Opioids and nonsteroidal antiinflammatory drugs (NSAIDs) are used in the peri- and postoperative periods. Other drugs such as gabapentin and amantadine may also be used in the postoperative period and for refractory cases. Antiinflammatory drugs: glucocorticoids can be used, but high dosage are best avoided in calicivirus-positive or herpes-positive cats. A tapering three-week course can be prescribed. As far as possible, NSAIDs are better used inflammation control in calicivirus-positive cats. When insufficient effect is observed, minimum dose (to effect) of corticosteroids can be used and, in our experience, has not been shown to negatively affect the outcome.
Vitamins, fatty acids and specific food for critical-care patients are used as necessary. Tube feeding can be done through an oesophageal tube after surgery for the most debilitated cats but is rarely necessary in our experience. A recent study has shown that changes in omega 6/omega 3 fatty acid ratio did not result in less inflammation or improvement of the healing.7
Recent randomized double-blind controlled studies have shown that a daily oral administration of a diluted dose of feline recombinant interferon omega (Virbagen omega® - Virbac) and daily administration of ciclosporin had a significant effect on cats with refractory cases of chronic caudal stomatitis (not improved after extraction) compared to control.8,9
1. Healey KA, Dawson S, Burrow R, Cripps P, Gaskell CJ, Hart CA, Pinchbeck GL, Radford AD, Gaskell RM. Prevalence of feline chronic gingiva-stomatitis in first opinion veterinary practice. J Feline Med Surg. 2007;9(5):373–381.
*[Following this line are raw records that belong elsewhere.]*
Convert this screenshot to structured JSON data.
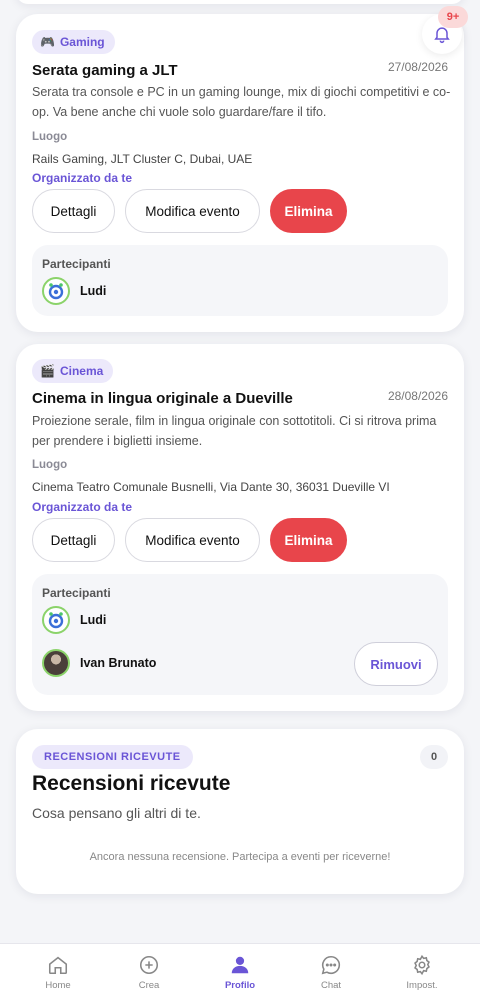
{
  "notifications": {
    "badge": "9+"
  },
  "events": [
    {
      "tag": "Gaming",
      "tag_icon": "gamepad-icon",
      "title": "Serata gaming a JLT",
      "date": "27/08/2026",
      "description": "Serata tra console e PC in un gaming lounge, mix di giochi competitivi e co-op. Va bene anche chi vuole solo guardare/fare il tifo.",
      "location_label": "Luogo",
      "location": "Rails Gaming, JLT Cluster C, Dubai, UAE",
      "organizer": "Organizzato da te",
      "buttons": {
        "details": "Dettagli",
        "edit": "Modifica evento",
        "delete": "Elimina"
      },
      "participants_label": "Partecipanti",
      "participants": [
        {
          "name": "Ludi"
        }
      ]
    },
    {
      "tag": "Cinema",
      "tag_icon": "clapperboard-icon",
      "title": "Cinema in lingua originale a Dueville",
      "date": "28/08/2026",
      "description": "Proiezione serale, film in lingua originale con sottotitoli. Ci si ritrova prima per prendere i biglietti insieme.",
      "location_label": "Luogo",
      "location": "Cinema Teatro Comunale Busnelli, Via Dante 30, 36031 Dueville VI",
      "organizer": "Organizzato da te",
      "buttons": {
        "details": "Dettagli",
        "edit": "Modifica evento",
        "delete": "Elimina"
      },
      "participants_label": "Partecipanti",
      "participants": [
        {
          "name": "Ludi"
        },
        {
          "name": "Ivan Brunato",
          "action": "Rimuovi"
        }
      ]
    }
  ],
  "reviews": {
    "tag": "RECENSIONI RICEVUTE",
    "count": "0",
    "title": "Recensioni ricevute",
    "subtitle": "Cosa pensano gli altri di te.",
    "empty": "Ancora nessuna recensione. Partecipa a eventi per riceverne!"
  },
  "tabbar": {
    "active": "Profilo",
    "tabs": [
      {
        "label": "Home",
        "icon": "home-icon"
      },
      {
        "label": "Crea",
        "icon": "plus-circle-icon"
      },
      {
        "label": "Profilo",
        "icon": "user-icon"
      },
      {
        "label": "Chat",
        "icon": "chat-icon"
      },
      {
        "label": "Impost.",
        "icon": "gear-icon"
      }
    ]
  },
  "colors": {
    "accent": "#6a55d6",
    "danger": "#e8454b",
    "tag_bg": "#ece9fb"
  }
}
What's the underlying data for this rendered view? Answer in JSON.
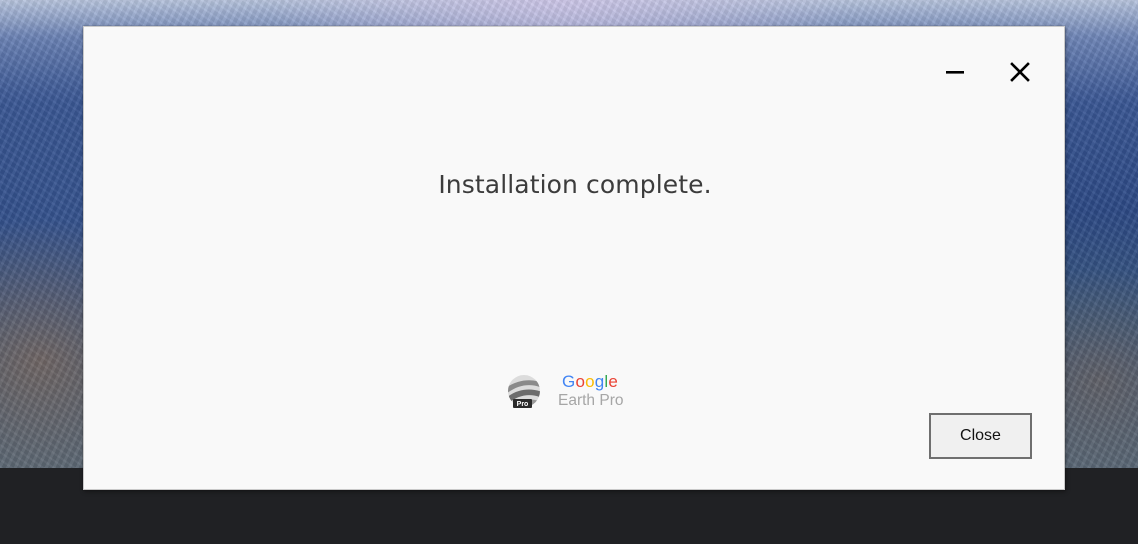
{
  "dialog": {
    "message": "Installation complete.",
    "close_button_label": "Close"
  },
  "titlebar": {
    "minimize_icon": "minimize-icon",
    "close_icon": "close-icon"
  },
  "brand": {
    "logo_icon": "google-earth-pro-logo",
    "logo_badge": "Pro",
    "google_letters": [
      {
        "char": "G",
        "color": "#4285F4"
      },
      {
        "char": "o",
        "color": "#EA4335"
      },
      {
        "char": "o",
        "color": "#FBBC05"
      },
      {
        "char": "g",
        "color": "#4285F4"
      },
      {
        "char": "l",
        "color": "#34A853"
      },
      {
        "char": "e",
        "color": "#EA4335"
      }
    ],
    "product": "Earth Pro"
  }
}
2. Bellei E, Dalla F, Masetti L, Pisoni L, Joechler M. Surgical therapy in chronic feline gingivostomatitis (FCGS). Vet Res Commun. 2008;32 Suppl 1:S231–234.
3. Harley R, Gruffydd-Jones TJ, Day MJ. Immunohistochemical characterization of oral mucosal lesions in cats with chronic gingivostomatitis. J Comp Pathol. 2011;144(4):239–250.
4. Poulet H, Brunet S, et al. Comparison between acute/respiratory and chronic stomatitis/gingivitis isolates of feline calicivirus: pathogenicity, antigenic profile and cross-neutralisation studies. Arch Virol. 2000;145:243–261.
5. Hennet PH. Chronic gingivo-stomatitis in cats: long-term follow-up of 30 cases treated by dental extractions. J Vet Dent. 1997;14:15–21.
6. Dowers KL, Hawley JR, Brewer MM, Morris AK, Radecki SV, Lappin MR. Association of Bartonella species, feline calicivirus, and feline herpesvirus 1 infection with gingivostomatitis in cats. J Feline Med Surg. 2010;12(4):314–321.
7. Corbee RJ, Booij-Vrieling HE, van de Lest CH, Penning LC, Tryfonidou MA, Riemers FM, Hazewinkel HA. Inflammation and wound healing in cats with chronic gingivitis/stomatitis after extraction of all premolars and molars were not affected by feeding of two diets with different omega-6/omega-3 polyunsaturated fatty acid ratios. J Anim Physiol Anim Nutr (Berl). 2012;96(4):671–680.
8. Hennet PR, Camy GA, McGahie DM, Albouy MV. Comparative efficacy of a recombinant feline interferon omega in refractory cases of calicivirus-positive cats with caudal stomatitis: a randomised, multi-centre, controlled, double-blind study in 39 cats. J Feline Med Surg. 2011;13(8):577–587.
9. Lommer MJ. Efficacy of cyclosporine for chronic, refractory stomatitis in cats: a randomized, placebo-controlled, double-blinded clinical study. J Vet Dent. 2013;30(1):8–17.